The archaeological process

The archaeological process
One of four skeletons discovered within the Aquatics Centre site during the programme across the Olympic Park.

Assessment

Before the archaeologists started digging, background research was undertaken to provide clues as to the likely survival of archaeological remains on the Olympic Park site, and their vulnerability to large-scale development.
 
A report was produced for each of the Park’s 15 planning zones, which collated and reviewed a wide range of information about the origins and history of the site. This included data about its geology and sediments, records of archaeological finds, as well as reports from previous excavations, historical records and documents about the site.
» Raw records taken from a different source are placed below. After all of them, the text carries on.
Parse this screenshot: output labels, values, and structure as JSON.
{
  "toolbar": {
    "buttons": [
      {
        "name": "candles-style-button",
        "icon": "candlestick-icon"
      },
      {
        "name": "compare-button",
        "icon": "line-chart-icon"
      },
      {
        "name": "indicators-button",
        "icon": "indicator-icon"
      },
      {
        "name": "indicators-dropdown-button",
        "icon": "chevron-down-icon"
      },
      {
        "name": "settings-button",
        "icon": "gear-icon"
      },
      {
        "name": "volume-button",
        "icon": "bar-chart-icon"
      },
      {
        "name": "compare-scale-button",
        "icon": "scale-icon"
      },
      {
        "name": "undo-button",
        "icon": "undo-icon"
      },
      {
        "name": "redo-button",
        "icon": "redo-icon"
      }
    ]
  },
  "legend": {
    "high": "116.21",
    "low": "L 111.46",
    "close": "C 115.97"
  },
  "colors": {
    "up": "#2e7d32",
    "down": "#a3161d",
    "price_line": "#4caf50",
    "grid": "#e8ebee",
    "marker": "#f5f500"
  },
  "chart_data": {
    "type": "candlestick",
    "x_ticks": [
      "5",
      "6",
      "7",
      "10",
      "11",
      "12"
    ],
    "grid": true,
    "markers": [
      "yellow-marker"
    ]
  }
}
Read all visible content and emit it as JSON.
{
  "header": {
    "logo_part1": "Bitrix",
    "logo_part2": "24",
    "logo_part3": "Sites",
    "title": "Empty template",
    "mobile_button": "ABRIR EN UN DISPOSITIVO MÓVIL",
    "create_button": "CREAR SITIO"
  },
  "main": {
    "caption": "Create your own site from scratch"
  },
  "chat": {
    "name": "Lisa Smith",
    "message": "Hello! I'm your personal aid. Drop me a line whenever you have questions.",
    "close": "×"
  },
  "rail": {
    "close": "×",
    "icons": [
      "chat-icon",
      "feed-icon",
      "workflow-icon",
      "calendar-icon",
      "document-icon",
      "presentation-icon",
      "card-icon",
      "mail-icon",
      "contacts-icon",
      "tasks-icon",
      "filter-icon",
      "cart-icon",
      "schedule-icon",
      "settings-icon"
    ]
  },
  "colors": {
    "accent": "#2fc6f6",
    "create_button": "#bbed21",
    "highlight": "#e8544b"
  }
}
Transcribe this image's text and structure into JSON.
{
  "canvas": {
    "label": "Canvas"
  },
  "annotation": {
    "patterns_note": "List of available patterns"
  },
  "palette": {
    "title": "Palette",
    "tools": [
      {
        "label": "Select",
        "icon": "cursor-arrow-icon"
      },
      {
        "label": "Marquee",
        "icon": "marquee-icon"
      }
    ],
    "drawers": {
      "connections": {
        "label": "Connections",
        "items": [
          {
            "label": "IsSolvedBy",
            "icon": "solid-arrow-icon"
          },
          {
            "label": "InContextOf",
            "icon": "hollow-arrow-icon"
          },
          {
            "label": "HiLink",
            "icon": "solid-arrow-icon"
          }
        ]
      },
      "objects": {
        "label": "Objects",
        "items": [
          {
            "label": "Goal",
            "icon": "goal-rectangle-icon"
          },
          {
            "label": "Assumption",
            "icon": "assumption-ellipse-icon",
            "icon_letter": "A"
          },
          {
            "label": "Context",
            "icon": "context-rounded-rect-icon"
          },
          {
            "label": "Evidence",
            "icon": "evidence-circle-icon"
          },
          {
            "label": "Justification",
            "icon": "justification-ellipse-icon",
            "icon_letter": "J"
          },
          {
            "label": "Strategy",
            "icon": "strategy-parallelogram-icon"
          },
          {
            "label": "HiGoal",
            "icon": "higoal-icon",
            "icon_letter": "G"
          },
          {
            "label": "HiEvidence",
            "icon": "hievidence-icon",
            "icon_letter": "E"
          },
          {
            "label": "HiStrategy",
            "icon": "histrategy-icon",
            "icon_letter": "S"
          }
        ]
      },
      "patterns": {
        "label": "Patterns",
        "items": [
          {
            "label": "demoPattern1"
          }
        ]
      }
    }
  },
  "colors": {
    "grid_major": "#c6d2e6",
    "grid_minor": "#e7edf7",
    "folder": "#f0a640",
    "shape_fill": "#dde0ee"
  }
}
Early maps of the Lea Valley, and details of standing buildings and other structures of architectural or historical interest were also included.

Based on this information, the archaeologists, planning authorities and the ODA were able to develop a strategy for the first phase of archaeological fieldwork – the Evaluation.

Evaluation

Excavations were undertaken to look for archaeological remains on the Olympic Park site.

In total, 122 evaluation trenches were excavated across the Park, with a series of trenches specifically dug to locate the line of the Roman road between London (Londinium) and Colchester (Camulodunum), which is known to pass through the Park.

Many of the trenches dug were in areas covered by a considerable depth of recent deposits. To expose even a small area of the underlying archaeological layers, machine excavators often had to create large, stepped trenches, removing hundreds of tonnes of soil, so that the work could be done safely.

Under difficult working conditions – in often waterlogged and contaminated ground – the archaeologists sampled the exposed deposits, recorded features and recovered artefacts, to open a narrow window into the past.

Mitigation

Findings from most of the evaluation trenches suggested that there was no need for more archaeological work. However, at eight locations it was decided that further excavation and reporting was required, both to examine the archaeological remains more closely, and to mitigate the effects of the development by preserving ‘by record’, those remains that could not be preserved in the ground.

A dense cluster of archaeological features indicating a long-term prehistoric settlement was found in evaluation Trench 9. Based on these finds, the trench was extensively enlarged and revealed a Middle Bronze Age (1600–1100 BC) field system, Late Bronze Age (1100–700) working areas, a Middle Iron Age roundhouse settlement and enclosures (400–100 BC), and a Romano-British boundary ditch of 1st century date.

In contrast, Trench 59 only needed to be slightly enlarged in order to allow the full excavation and recovery of a 19th century river boat partly exposed during the evaluation.

Analysis and publication

Following a site-wide assessment of the findings from all the trenches, the results of the fieldwork have undergone a detailed analysis and interpretation.

The finds have been cleaned, sorted and samples processed and, along with the written site records, drawings and photographs, are being closely examined. The aim was to build up a picture of when and how past occupants of the Lea Valley lived, worked and died, to better understand the development of the local and the wider community.

A number of community-based projects have already enabled members of the public to get involved with the archaeology and built heritage of the Olympic Park, and results of the analysis of the finds are also being made widely available to the local community and general public, as well as researchers.